Ga. — The United States steamer Aroostook capcould destroy as well as create. In authorizing tured, in latitude twenty-eight degrees fifty minwar, he did not seek to restore the Union under utes north, longitude ninety-five degrees five minthe Constitution as it was, by confining the utes west, the British schooner M. P. Burton. Government to a sphere of limited powers, / loaded with iron and shot. She cleared from HaThey hare taken one hundred thousand negroes. vana, and purported to be bound to Matamoras. zohich cost half a million of whites four thousand When first seen she was steering direct for Velasmillions of dollars, and now seek to repudiate co, some two hundred miles out of her course. self-government — subjugate Southern people, Admiral Farragut's Report. and confiscate their property. The statement -The schooner Linda, with an assorted carof Lincoln, that we offer no terms of adjust- go, was captured off Mosquito Inlet, by the Na. ment, is made an artful pretext that it is im- tional vessels Beauregard and Norfolk Packet. possible to say when the war will terminate, March 12.-President Lincoln ordered as fol. but that negotiation, not the sword, will finally lows: terminate it.
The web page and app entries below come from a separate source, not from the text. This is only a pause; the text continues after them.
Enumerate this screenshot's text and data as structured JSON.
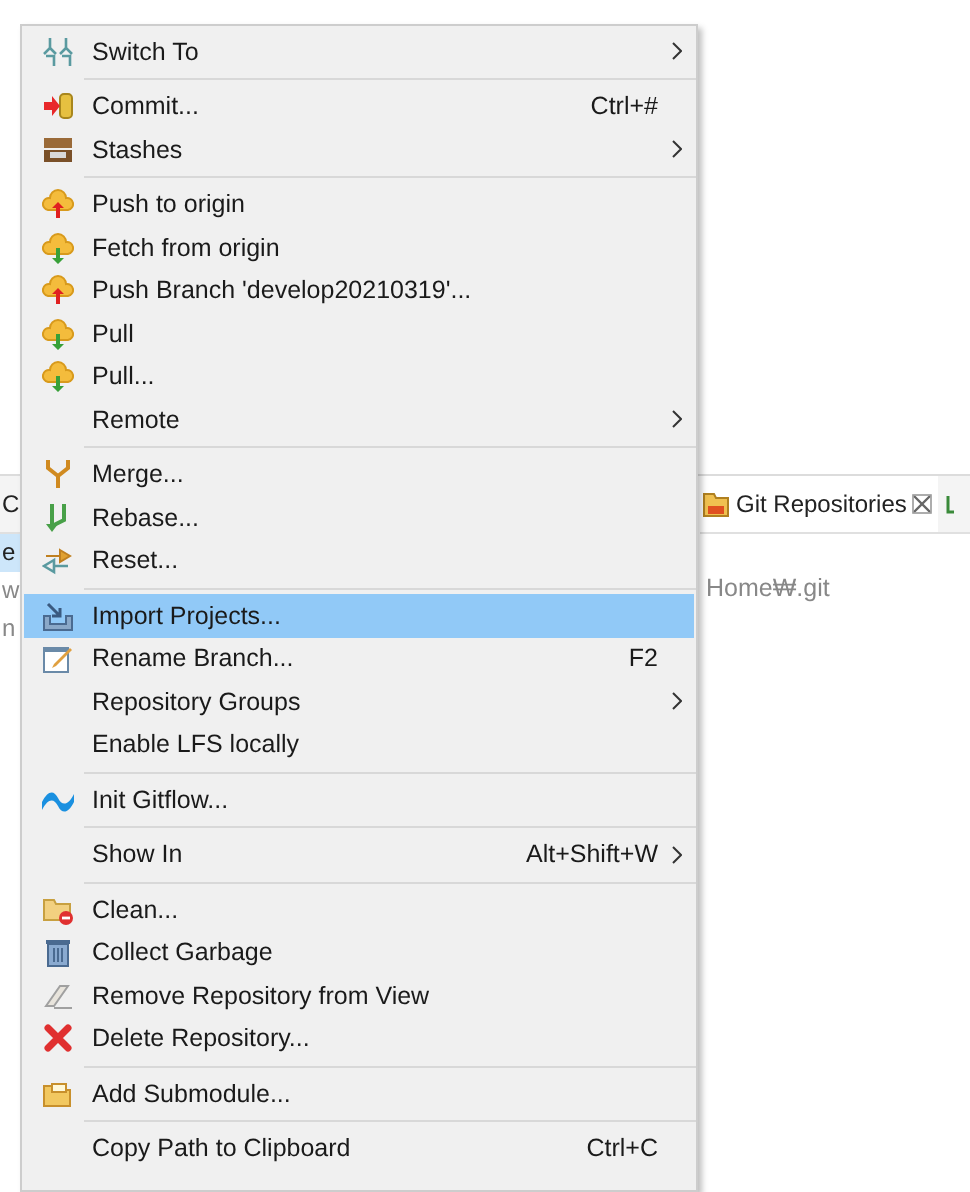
{
  "background": {
    "left_fragments": [
      {
        "text": "C",
        "selected": false
      },
      {
        "text": "e",
        "selected": true
      },
      {
        "text": "w",
        "selected": false
      },
      {
        "text": "n",
        "selected": false
      }
    ],
    "tab": {
      "label": "Git Repositories"
    },
    "path_text": "Home₩.git"
  },
  "menu": {
    "items": [
      {
        "kind": "item",
        "label": "Switch To",
        "submenu": true,
        "selected": false
      },
      {
        "kind": "separator"
      },
      {
        "kind": "item",
        "label": "Commit...",
        "shortcut": "Ctrl+#",
        "submenu": false,
        "selected": false
      },
      {
        "kind": "item",
        "label": "Stashes",
        "submenu": true,
        "selected": false
      },
      {
        "kind": "separator"
      },
      {
        "kind": "item",
        "label": "Push to origin",
        "submenu": false,
        "selected": false
      },
      {
        "kind": "item",
        "label": "Fetch from origin",
        "submenu": false,
        "selected": false
      },
      {
        "kind": "item",
        "label": "Push Branch 'develop20210319'...",
        "submenu": false,
        "selected": false
      },
      {
        "kind": "item",
        "label": "Pull",
        "submenu": false,
        "selected": false
      },
      {
        "kind": "item",
        "label": "Pull...",
        "submenu": false,
        "selected": false
      },
      {
        "kind": "item",
        "label": "Remote",
        "submenu": true,
        "selected": false
      },
      {
        "kind": "separator"
      },
      {
        "kind": "item",
        "label": "Merge...",
        "submenu": false,
        "selected": false
      },
      {
        "kind": "item",
        "label": "Rebase...",
        "submenu": false,
        "selected": false
      },
      {
        "kind": "item",
        "label": "Reset...",
        "submenu": false,
        "selected": false
      },
      {
        "kind": "separator"
      },
      {
        "kind": "item",
        "label": "Import Projects...",
        "submenu": false,
        "selected": true
      },
      {
        "kind": "item",
        "label": "Rename Branch...",
        "shortcut": "F2",
        "submenu": false,
        "selected": false
      },
      {
        "kind": "item",
        "label": "Repository Groups",
        "submenu": true,
        "selected": false
      },
      {
        "kind": "item",
        "label": "Enable LFS locally",
        "submenu": false,
        "selected": false
      },
      {
        "kind": "separator"
      },
      {
        "kind": "item",
        "label": "Init Gitflow...",
        "submenu": false,
        "selected": false
      },
      {
        "kind": "separator"
      },
      {
        "kind": "item",
        "label": "Show In",
        "shortcut": "Alt+Shift+W",
        "submenu": true,
        "selected": false
      },
      {
        "kind": "separator"
      },
      {
        "kind": "item",
        "label": "Clean...",
        "submenu": false,
        "selected": false
      },
      {
        "kind": "item",
        "label": "Collect Garbage",
        "submenu": false,
        "selected": false
      },
      {
        "kind": "item",
        "label": "Remove Repository from View",
        "submenu": false,
        "selected": false
      },
      {
        "kind": "item",
        "label": "Delete Repository...",
        "submenu": false,
        "selected": false
      },
      {
        "kind": "separator"
      },
      {
        "kind": "item",
        "label": "Add Submodule...",
        "submenu": false,
        "selected": false
      },
      {
        "kind": "separator"
      },
      {
        "kind": "item",
        "label": "Copy Path to Clipboard",
        "shortcut": "Ctrl+C",
        "submenu": false,
        "selected": false
      }
    ]
  }
}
| I. Major-General Halleck is at his own request "We should keep before the Northern people relieved from duty as General-in-Chief of the the idea that we are ready to negotiate, when army, and Lieutenant-General U. S. Grant is they are ready, and will recognize our right assigned to the command of the armies of the to self-government, and the sovereignty of the United States. The headquarters of the army States. After each victory, our government will be in Washington, and also with Lieutenshould make a distinct offer of peace on these ant-General Grant in the field. terms, and should the course of any State be II. Major-General Halleck is assigned to duty doubted, let the armed force be withdrawn, and in Washington, as chief-of-staff of the army, unthe ballot-box decide. If this is refused even a der the direction of the Secretary of War and the dozen times, renew it, and keep before the Lieutenant-General commanding. His orders will North and the world that our ability to defend be obeyed and respected accordingly. ourselves for many years has been proved."| III. Major-General W. T. Sherman is assigned
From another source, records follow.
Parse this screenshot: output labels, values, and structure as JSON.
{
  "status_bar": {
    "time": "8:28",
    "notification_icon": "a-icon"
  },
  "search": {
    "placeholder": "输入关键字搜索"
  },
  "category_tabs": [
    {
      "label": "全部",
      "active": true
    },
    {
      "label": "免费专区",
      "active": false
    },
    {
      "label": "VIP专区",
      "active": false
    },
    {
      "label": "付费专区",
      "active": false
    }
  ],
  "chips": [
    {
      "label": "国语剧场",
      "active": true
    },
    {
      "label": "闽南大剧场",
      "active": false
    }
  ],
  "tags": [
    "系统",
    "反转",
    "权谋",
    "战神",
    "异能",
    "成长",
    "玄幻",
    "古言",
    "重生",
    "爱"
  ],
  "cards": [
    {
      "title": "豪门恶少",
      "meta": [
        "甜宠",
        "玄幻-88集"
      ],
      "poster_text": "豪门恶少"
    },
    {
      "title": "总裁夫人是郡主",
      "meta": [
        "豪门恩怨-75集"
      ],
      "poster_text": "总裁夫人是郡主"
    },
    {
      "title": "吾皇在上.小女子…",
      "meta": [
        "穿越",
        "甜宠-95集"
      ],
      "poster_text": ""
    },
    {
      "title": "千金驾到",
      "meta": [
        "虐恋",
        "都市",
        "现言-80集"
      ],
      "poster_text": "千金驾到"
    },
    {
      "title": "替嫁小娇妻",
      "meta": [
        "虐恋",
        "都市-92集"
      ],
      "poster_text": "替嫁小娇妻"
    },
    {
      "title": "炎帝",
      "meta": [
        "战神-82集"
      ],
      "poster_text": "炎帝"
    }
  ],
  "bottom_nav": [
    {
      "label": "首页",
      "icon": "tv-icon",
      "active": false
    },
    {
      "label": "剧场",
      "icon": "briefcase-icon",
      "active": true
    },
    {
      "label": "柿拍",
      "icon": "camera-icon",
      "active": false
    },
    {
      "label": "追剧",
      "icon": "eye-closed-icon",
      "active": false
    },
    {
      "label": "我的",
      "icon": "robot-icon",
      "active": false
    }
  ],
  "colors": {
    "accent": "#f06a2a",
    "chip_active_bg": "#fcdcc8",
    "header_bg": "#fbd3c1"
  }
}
-Pilatka, Florida, was occupied by the to the command of the military division of the Union forces under Colonel Barton. The force, Mississippi, composed of the departments of the consisting of infantry and artillery, left Jack-Ohio, the Cumberland, the Tennessee, and the sonville on the transports General IIunter, Del- Arkansas. aware, Maple Leaf, and Charles Houghton last IV. Major-General J. B. McPherson is asevening, and, under the direction of good pilots, signed to the command of the department and reached Pilatka at about daylight this morning. army of the Tennessee. The night was densely dark, and a terrible V. In relieving Major-General Halleck from thunder-storm added not a little to the difficulty duty as General-in-Chief, the President desires of the passage of the boats up the tortuous chan- to express his approbation and thanks for the nel. The troops disembarked at sunrise, and lable and zealous manner in which the arduous